The final outcome of patient’s health has been a concern since the early part of the 20th century. It was then; medical professionals started looking at developing a standard in which they could determine whether patients were receiving the best treatment. The first standards were put in place by the American College of Surgeons, which instituted the practice of hospital inspections. Out of seven hundred inspections only eighty-nine were deemed to make the grade. At that time, the standards were only a page long.
Forty years later with the formation of the Joint Commission on Accreditation of Hospitals, now known as the Joint Commission, 3,200 hospitals gained accreditation. Currently, this organization has grown larger and has higher standards that hospitals must meet. The Joint Commission is now the authority for inspection of health care facilities in most states. The Centers for Medicare and Medicaid Services set standard approval guidelines and determines whether or not the organization can take part in the Medicare and Medicaid program.
Responsibilities have increased with the expansion of the inspection program for all those involved. The development of the Core Measures has been the most significant change due to the way in which they measure the level of patient care. This is the first time any progress has taken place in over a century.

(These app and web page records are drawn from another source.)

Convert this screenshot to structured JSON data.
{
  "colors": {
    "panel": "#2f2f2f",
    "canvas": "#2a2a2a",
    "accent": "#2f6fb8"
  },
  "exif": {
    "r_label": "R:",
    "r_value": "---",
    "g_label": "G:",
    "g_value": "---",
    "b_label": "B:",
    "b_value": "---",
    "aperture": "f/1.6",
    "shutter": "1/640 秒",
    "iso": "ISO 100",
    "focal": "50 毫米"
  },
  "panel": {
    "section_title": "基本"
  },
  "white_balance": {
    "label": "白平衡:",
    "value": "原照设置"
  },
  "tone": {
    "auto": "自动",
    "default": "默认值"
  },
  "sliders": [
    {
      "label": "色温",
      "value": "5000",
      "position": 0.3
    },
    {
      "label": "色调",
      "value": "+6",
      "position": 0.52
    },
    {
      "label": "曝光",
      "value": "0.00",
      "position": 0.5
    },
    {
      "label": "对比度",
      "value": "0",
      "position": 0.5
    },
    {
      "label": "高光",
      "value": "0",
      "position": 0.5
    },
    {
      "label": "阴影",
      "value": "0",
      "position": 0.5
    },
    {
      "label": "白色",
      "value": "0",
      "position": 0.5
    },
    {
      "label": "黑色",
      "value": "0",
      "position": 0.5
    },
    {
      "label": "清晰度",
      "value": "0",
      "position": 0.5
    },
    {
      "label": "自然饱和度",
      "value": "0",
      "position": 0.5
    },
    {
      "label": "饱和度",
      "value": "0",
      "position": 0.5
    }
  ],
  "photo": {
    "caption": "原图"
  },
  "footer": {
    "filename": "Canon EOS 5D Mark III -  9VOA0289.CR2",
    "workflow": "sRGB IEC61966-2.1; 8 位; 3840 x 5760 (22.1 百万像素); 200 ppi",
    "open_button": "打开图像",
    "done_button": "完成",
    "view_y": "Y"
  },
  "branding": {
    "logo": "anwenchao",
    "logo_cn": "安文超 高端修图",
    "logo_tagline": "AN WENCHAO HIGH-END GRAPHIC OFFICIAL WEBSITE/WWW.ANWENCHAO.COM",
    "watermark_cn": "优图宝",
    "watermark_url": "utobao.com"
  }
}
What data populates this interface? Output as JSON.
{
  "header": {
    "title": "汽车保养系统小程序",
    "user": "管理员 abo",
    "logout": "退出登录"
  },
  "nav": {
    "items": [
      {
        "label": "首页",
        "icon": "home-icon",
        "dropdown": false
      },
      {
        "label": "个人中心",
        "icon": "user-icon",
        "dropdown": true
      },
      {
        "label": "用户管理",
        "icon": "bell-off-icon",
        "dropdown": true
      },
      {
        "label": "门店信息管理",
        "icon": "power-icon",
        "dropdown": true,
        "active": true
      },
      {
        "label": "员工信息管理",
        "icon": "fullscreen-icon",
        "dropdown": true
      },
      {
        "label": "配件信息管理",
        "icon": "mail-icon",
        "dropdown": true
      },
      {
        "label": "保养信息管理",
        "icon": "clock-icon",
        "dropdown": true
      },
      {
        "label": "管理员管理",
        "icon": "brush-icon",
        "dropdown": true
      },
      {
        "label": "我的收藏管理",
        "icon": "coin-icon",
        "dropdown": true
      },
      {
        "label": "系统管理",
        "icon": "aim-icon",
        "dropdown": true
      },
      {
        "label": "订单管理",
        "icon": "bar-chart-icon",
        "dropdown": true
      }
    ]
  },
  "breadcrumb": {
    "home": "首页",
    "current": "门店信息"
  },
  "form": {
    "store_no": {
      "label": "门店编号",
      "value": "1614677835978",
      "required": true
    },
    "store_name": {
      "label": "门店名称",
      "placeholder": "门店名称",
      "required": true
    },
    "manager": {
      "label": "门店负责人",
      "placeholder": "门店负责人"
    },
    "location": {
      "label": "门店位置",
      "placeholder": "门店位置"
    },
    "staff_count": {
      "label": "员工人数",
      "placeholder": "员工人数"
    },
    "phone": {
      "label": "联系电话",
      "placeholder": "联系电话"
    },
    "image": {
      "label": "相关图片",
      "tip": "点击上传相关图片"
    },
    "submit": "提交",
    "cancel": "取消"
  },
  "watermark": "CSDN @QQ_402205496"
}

According to the Joint Commission, these Core Measures are defined as “criteria that produce the greatest positive impact on patient outcomes when hospitals demonstrate improvement on them.” Therefore, they are now classified as Accountability Measures.
In order to avoid being penalizes by the Joint Commission, all health care organizations must make regular reports on how they meet these Core Measures. The reports must address critical areas of nursing, health care and the increased job requirements for nurses.
Five Categories of Core Measures for Nurses
Nurses must meet the criteria in this category that addresses the needs of patients admitted to hospitals when they are suffering from pneumonia. These requirements include having blood culture tests completed within twenty-four hours of admission before antibiotics are administered.
Congestive Heart Failure
Patients who have been in hospital with Congestive Heart Failure (CGF) must receive discharge instructions from the nurse before they leave the hospital. Where applicable, it should include advice on reasons to quit smoking. Some of the tests that must be performed prior to discharge include a left ventricular systolic function test. The test checks how well the heart is able to pump blood. Other tests that should be performed are a test of angiotensin-converting enzyme inhibition and angiotensin Receptor Blockers to evaluate the patient for left ventricular systolic disease.
Acute Myocardial Infraction
Nurses have a lengthy checklist to go through for patients with Acute Myocardial Infraction when they arrive at the hospital for the delivery of treatment with aspirin. They also have to make sure that the patient has a prescription to take home. Counseling and tests identical to CHF measures are performed along with notation on times for blood coagulation therapy and percutaneous coronary intervention.
Steps are being taken to set the standards for nurse accountability in this category. The present Core Measures include treatments used while the child is in hospital, the type of corticosteroids used, advice and counseling for parents and guardians at home.
Improvement in Surgical Care
Improvement on preventing infection and surgical outcomes following surgery has required nurse care to evaluate the use of beta blocker, embolism preventative intravenous medications, and antibiotics, as well as hair removal from the surgical site prior to surgery and catheter removal within two days following surgery.
A majority of healthcare organizations have created checklists to document nursing care being evaluated for core measures. Adhering to the guidelines defined by Centers for Medicare and Medicaid Services and the Joint Commission will assure the improvement on the level of care that patients can expect along with continued refinement in the quality of patient outcomes.